Tip: It is far better to pull the caulk tube nozzle along the joint than to push it. Pulling it allows the nozzle to smoothly slide over any obstructions on the surfaces being caulked, while pushing usually leads to more hang-ups and sudden stops, with attendant "blobs" of caulk occurring. Keep in mind that if you mess up a section of a bead, you can scrape it out right away and start over.
Step 3 - Applying a Bead of Caulk
As you apply the sealant, hold the caulking gun at a 45-degree angle to the joint being filled. Orient the nozzle opening so that it forces sealant into intimate contact with the joint surfaces. As you finish applying each bead of sealant, relieve the pressure inside the tube by releasing the trigger and pulling back on the rod to stop the flow of caulk. Releasing the trigger alone will not stop the caulk from flowing out of the nozzle. Apply only about two to three feet of caulk bead at a time so that you will have enough time to get it "tooled" before it begins to develop a skin (which then makes tooling difficult or impossible).
Step 4 - The Art of Tooling
Tooling is the process of gliding over the entire length of the applied bead of caulk in order to smooth it out and further force the thick caulk into enough intimate surface contact to establish good adhesion. Tooling can be done with a finger—covered with a latex glove, wetted with some water or solvent, or just bare, depending on the caulk used—or with various tools like a spoon, shaped piece of wood or a foam paint brush. It is important to avoid scraping an excessive amount of caulk out of the joint during tooling so you don’t starve the joint for sealant and waste a lot of caulk. Keep rags handy to clean up any mishaps, and clean up any problem areas right away since it is much more difficult to remove dried caulk later.

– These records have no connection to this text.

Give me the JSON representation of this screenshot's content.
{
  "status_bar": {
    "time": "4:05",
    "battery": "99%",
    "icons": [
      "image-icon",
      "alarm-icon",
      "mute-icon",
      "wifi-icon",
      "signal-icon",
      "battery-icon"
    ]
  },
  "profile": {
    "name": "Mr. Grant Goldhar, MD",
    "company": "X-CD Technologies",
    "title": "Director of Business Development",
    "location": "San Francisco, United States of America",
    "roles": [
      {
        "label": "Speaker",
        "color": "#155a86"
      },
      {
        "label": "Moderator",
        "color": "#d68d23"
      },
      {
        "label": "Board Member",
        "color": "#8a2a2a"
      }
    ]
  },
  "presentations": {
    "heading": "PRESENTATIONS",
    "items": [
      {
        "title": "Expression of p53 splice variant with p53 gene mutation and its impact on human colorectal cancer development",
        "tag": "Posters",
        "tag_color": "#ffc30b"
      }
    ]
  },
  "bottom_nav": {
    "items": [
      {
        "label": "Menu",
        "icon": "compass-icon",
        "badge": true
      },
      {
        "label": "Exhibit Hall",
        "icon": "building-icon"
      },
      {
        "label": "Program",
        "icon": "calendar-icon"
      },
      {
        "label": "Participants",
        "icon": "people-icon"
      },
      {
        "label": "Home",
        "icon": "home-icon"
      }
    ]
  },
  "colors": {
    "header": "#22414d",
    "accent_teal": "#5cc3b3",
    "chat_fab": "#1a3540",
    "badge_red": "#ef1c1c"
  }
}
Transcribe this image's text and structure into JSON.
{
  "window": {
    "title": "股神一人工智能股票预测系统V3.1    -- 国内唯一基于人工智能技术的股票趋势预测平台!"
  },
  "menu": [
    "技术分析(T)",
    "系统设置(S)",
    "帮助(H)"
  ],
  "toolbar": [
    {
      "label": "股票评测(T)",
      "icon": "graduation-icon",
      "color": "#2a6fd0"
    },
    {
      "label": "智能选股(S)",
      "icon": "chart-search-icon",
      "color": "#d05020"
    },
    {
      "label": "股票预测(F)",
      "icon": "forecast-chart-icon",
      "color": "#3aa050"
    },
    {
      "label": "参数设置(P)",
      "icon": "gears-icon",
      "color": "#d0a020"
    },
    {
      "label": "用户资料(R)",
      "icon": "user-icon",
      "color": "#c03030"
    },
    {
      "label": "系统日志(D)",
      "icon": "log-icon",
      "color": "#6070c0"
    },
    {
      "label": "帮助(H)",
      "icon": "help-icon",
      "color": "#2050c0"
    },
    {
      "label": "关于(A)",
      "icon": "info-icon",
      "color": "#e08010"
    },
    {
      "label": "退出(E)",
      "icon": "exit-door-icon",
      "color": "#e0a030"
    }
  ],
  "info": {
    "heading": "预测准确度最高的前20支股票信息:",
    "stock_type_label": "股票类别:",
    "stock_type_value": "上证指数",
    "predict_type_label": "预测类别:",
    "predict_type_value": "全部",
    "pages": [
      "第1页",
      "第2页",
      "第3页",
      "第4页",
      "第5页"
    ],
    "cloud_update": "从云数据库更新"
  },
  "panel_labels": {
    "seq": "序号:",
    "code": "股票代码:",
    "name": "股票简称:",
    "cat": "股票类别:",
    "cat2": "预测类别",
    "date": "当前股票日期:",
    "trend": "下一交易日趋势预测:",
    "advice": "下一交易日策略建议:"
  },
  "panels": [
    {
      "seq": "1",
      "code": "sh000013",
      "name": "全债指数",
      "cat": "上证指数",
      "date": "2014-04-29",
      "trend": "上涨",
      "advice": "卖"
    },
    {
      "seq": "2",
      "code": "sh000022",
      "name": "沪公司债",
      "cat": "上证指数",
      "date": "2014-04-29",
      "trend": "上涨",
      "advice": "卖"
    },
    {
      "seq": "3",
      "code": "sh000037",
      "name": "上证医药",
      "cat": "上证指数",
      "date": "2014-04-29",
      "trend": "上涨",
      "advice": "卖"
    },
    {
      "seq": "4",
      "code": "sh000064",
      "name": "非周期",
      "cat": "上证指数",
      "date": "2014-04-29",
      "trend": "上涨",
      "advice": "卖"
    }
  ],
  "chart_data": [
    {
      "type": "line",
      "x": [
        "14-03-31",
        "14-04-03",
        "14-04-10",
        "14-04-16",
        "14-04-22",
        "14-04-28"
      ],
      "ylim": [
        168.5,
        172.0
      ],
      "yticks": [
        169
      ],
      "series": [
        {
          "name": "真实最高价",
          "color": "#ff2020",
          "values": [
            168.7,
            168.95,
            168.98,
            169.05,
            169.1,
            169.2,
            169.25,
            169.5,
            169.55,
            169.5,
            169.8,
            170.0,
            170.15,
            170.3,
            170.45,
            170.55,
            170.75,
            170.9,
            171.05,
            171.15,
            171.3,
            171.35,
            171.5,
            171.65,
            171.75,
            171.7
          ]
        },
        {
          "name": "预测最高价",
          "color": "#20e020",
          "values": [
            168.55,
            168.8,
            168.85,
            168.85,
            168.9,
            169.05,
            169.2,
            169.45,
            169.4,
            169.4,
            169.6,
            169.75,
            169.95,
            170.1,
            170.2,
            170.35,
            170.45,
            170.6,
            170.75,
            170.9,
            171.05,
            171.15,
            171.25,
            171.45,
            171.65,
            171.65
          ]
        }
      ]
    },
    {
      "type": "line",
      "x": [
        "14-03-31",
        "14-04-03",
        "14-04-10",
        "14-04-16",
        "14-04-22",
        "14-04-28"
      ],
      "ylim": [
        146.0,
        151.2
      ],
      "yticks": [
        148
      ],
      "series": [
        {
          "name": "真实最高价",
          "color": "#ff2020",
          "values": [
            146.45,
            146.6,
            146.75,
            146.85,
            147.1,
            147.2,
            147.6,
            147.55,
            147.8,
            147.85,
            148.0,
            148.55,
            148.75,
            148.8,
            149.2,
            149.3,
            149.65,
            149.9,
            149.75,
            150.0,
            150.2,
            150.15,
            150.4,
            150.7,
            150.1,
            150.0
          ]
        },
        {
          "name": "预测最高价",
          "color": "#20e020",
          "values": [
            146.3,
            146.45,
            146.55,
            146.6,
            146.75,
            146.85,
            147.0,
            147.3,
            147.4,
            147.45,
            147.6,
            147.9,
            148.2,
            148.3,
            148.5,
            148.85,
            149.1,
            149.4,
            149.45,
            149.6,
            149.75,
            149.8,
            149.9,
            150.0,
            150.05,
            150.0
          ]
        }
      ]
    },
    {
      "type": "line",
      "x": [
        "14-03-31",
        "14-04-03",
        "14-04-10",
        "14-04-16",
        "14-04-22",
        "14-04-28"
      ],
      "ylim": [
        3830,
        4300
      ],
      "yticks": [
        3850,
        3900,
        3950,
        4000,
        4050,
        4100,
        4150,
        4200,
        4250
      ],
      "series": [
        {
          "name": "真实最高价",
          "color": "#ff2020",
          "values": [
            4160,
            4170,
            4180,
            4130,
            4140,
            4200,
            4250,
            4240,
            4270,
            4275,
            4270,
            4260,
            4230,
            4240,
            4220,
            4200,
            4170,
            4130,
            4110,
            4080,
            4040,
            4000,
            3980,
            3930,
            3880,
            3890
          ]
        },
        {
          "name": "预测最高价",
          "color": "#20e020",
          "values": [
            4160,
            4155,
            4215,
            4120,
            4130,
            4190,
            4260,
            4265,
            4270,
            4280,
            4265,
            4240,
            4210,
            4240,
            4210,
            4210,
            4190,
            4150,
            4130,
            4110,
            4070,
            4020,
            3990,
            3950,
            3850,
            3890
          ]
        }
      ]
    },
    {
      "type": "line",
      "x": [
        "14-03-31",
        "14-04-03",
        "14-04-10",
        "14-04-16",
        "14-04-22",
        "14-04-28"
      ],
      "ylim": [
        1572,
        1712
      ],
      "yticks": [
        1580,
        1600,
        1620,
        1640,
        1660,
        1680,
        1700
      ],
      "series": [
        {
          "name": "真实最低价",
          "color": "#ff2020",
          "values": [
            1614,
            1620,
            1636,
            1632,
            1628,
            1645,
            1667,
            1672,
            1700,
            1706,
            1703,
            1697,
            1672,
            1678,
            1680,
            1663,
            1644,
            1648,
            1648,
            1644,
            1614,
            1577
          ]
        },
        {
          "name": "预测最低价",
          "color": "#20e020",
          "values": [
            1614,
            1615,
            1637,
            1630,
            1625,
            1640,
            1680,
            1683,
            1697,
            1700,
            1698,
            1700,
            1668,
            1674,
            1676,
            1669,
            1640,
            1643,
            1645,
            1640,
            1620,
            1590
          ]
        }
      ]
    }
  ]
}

If masking tape is used along the sides of the joint, make sure the tape is removed immediately after tooling is complete and before the caulk skins over so that it will pull away cleanly and leave a smooth, even line.
Tip: Caulk is made not to flow, so tooling is critical to force it into good contact with the substrate.
Article by Do It Yourself website http://www.doityourself.com/stry/applysealantproperly